PROBLEM STATEMENT: The result should be every line that contains the word "data", taken from the material.

EXERCISE MATERIALS:
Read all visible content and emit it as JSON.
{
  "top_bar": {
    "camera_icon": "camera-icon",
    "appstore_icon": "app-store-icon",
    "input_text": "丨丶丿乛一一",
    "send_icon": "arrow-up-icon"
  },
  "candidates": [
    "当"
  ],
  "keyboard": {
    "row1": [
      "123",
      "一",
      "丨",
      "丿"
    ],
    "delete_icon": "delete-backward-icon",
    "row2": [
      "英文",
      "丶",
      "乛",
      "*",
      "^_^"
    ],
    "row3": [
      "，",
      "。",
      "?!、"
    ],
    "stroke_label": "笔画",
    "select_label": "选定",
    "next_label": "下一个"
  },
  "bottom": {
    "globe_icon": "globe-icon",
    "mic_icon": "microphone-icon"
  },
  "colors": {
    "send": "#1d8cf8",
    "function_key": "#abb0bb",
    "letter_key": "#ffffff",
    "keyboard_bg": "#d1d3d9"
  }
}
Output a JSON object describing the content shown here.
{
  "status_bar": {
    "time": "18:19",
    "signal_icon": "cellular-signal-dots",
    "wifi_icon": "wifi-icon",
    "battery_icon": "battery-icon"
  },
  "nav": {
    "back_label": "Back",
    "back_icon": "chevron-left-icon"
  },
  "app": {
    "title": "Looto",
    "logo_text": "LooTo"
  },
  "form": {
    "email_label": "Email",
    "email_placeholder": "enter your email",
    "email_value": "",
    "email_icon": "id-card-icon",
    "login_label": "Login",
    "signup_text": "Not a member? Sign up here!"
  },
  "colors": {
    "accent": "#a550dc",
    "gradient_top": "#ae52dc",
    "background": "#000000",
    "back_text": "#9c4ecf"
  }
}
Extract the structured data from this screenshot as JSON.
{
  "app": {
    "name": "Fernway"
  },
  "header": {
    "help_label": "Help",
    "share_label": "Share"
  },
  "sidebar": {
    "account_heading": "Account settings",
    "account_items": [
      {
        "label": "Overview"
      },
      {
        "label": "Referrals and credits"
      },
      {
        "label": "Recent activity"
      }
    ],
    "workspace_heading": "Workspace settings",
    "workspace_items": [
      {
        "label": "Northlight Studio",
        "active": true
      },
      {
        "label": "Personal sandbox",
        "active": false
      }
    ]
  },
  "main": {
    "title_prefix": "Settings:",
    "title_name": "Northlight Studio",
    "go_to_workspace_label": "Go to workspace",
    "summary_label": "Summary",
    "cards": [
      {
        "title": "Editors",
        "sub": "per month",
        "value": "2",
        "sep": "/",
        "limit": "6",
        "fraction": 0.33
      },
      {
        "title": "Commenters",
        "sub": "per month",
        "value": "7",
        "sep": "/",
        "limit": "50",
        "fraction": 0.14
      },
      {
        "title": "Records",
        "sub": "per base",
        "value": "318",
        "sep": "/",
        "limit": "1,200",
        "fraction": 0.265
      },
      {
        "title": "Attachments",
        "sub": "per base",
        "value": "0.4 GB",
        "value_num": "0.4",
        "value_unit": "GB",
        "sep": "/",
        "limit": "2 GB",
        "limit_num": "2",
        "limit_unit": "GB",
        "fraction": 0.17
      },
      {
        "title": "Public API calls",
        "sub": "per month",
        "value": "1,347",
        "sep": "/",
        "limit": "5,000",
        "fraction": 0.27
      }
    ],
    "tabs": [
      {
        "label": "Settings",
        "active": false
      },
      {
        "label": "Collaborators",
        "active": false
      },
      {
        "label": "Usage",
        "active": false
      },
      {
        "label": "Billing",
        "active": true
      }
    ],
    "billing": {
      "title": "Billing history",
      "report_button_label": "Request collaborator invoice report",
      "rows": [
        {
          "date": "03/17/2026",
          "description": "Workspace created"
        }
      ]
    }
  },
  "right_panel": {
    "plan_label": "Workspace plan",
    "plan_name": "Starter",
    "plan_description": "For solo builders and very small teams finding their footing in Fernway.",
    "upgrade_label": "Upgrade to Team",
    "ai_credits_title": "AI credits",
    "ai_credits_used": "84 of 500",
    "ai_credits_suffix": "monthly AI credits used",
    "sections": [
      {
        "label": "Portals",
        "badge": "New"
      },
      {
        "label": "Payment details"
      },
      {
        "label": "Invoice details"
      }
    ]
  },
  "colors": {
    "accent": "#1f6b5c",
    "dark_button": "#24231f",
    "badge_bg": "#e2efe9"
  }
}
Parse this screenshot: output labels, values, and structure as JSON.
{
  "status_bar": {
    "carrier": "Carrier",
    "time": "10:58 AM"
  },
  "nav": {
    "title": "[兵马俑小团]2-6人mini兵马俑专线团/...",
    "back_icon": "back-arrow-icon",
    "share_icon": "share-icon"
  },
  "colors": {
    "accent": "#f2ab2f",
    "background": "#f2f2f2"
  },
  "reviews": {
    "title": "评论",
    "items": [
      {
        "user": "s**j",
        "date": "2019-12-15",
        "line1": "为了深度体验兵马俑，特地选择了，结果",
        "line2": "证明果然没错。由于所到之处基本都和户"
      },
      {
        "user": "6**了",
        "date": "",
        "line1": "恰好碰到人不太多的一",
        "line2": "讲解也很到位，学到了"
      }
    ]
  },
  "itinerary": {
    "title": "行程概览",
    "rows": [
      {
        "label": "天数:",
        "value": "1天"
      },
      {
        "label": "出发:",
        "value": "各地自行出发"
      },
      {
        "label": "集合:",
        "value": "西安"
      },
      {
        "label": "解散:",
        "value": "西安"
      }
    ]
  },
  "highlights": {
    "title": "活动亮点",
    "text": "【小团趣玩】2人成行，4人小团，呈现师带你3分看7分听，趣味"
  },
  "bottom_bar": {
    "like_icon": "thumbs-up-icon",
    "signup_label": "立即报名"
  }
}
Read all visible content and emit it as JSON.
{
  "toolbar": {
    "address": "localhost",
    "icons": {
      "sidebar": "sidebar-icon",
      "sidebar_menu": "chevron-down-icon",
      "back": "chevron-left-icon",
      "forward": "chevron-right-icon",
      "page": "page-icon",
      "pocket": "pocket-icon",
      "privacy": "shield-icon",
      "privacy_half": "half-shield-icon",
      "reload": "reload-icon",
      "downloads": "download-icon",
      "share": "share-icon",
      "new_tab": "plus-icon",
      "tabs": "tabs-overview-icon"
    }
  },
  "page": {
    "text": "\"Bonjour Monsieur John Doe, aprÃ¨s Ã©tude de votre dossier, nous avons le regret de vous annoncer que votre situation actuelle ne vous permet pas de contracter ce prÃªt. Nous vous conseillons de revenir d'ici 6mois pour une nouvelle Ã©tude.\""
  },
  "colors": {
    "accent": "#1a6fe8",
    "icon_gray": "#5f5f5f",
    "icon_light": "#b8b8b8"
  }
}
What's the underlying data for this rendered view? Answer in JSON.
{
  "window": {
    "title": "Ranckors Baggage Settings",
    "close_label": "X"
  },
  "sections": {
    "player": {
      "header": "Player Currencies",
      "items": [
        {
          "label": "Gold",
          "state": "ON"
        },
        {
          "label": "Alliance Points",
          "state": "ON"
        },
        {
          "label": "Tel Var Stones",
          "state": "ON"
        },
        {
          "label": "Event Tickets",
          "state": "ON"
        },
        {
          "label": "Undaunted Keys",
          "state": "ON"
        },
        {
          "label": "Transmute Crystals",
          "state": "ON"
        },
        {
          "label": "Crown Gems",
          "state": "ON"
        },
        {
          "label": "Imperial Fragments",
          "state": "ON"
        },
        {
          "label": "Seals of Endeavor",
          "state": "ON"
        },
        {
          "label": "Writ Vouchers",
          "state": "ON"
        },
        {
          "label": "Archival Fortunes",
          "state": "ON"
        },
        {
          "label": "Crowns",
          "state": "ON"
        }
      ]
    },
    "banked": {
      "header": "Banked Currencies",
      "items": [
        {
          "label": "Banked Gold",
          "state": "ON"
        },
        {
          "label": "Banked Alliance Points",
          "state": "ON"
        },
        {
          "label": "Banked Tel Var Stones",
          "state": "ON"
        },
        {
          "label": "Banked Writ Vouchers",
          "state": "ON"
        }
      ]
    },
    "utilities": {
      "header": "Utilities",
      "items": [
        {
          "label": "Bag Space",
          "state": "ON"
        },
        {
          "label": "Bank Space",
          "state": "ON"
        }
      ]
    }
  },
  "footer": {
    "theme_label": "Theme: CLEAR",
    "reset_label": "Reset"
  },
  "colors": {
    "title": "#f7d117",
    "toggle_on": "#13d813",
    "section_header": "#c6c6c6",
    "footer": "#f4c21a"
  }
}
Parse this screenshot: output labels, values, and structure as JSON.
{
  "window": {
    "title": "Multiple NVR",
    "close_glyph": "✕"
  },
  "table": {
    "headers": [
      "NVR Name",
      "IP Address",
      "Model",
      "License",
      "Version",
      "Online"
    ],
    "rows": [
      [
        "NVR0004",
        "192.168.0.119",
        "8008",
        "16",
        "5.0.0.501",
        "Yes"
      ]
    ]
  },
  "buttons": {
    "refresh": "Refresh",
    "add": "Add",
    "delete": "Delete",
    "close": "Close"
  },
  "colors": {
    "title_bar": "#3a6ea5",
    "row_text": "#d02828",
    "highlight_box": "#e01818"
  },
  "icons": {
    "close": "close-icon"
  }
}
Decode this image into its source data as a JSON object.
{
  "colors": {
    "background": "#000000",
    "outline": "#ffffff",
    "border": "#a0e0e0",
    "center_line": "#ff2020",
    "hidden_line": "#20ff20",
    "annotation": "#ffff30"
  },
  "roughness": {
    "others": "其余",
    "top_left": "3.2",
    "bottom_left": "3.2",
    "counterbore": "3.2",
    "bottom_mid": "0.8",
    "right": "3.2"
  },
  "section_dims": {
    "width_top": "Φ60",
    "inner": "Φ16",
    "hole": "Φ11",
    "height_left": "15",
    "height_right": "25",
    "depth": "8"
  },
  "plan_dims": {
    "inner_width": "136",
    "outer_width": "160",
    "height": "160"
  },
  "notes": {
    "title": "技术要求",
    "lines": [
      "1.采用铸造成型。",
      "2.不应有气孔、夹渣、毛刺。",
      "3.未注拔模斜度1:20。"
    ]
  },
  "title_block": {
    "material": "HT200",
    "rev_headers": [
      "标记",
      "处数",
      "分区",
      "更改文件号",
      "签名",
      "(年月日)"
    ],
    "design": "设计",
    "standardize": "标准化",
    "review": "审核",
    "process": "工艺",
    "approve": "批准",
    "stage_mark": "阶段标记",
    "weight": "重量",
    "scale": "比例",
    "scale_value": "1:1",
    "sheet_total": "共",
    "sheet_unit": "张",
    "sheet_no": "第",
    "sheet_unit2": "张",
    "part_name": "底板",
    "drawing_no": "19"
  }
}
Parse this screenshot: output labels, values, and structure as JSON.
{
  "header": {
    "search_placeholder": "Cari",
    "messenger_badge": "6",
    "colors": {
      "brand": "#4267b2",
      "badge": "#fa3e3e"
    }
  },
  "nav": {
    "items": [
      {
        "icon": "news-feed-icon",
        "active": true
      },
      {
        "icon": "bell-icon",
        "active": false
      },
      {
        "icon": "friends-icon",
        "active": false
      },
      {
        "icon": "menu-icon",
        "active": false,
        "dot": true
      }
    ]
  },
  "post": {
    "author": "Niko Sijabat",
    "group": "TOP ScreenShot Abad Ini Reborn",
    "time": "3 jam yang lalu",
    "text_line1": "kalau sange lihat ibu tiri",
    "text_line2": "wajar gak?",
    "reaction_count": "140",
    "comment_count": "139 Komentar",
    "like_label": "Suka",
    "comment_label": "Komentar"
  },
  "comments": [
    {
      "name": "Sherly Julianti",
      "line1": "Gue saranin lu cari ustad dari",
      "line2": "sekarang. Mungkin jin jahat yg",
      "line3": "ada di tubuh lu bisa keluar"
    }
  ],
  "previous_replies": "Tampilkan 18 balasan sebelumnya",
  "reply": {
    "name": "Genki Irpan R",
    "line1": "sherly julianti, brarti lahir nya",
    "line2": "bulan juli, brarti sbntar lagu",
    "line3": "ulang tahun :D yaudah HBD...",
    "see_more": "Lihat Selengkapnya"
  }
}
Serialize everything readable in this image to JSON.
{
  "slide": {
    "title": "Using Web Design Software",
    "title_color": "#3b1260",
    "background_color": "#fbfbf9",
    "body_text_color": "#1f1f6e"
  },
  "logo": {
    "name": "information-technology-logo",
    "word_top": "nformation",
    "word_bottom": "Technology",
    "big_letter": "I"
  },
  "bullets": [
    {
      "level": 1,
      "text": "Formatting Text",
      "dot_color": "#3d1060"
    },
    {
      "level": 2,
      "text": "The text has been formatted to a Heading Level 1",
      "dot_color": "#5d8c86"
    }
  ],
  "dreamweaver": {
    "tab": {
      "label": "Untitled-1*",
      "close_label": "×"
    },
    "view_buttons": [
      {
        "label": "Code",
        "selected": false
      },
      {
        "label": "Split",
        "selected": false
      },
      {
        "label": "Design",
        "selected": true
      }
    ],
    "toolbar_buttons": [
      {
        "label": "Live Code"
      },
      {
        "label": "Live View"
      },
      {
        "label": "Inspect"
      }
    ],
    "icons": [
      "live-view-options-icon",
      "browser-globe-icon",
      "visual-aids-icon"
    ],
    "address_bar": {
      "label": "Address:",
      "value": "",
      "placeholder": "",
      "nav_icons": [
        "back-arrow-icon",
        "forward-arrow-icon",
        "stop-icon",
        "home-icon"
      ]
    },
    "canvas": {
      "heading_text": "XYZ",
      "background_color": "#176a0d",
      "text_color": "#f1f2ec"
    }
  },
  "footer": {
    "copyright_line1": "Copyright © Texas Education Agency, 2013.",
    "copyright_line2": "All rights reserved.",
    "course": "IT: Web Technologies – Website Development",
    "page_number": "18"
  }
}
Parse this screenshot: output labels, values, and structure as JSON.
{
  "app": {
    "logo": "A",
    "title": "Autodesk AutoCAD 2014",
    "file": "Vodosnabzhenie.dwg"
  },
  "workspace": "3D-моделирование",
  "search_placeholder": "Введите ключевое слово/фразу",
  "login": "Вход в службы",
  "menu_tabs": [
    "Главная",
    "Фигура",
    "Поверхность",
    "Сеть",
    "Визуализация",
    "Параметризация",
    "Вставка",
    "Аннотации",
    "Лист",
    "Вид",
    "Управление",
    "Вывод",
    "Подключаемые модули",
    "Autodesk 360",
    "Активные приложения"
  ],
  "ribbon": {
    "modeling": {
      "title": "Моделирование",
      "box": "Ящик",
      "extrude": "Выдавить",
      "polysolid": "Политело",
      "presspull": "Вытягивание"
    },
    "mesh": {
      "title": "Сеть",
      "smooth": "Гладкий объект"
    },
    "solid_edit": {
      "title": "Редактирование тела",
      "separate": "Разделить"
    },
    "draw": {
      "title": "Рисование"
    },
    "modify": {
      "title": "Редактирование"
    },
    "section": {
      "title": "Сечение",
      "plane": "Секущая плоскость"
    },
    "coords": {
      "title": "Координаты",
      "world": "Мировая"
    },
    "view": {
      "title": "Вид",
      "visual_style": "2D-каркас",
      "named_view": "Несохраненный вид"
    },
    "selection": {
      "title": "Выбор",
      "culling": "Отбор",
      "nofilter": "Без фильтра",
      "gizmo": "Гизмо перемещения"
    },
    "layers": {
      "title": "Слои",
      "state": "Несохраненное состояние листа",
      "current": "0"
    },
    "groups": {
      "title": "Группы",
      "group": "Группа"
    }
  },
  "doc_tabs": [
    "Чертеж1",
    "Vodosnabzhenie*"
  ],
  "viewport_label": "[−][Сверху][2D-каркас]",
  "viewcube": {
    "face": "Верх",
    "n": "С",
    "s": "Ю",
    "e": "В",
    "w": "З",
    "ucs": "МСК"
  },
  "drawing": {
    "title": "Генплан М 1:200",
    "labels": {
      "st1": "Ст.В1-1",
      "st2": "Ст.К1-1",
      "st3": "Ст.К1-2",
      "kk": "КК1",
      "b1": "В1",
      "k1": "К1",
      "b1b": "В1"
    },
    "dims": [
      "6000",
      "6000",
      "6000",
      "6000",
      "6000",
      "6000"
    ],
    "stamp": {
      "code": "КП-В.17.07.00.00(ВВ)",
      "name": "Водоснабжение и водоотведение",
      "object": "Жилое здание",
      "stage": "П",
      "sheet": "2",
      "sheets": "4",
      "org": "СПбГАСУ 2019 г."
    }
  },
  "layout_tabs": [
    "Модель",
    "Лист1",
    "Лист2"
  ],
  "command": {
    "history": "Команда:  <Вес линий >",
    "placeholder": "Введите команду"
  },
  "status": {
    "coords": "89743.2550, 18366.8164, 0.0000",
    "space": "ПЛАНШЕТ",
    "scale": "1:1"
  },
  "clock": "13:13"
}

ANSWER TO THE EXERCISE:
Extract the structured data from this screenshot as JSON.
What's the underlying data for this rendered view? Answer in JSON.
Decode this image into its source data as a JSON object.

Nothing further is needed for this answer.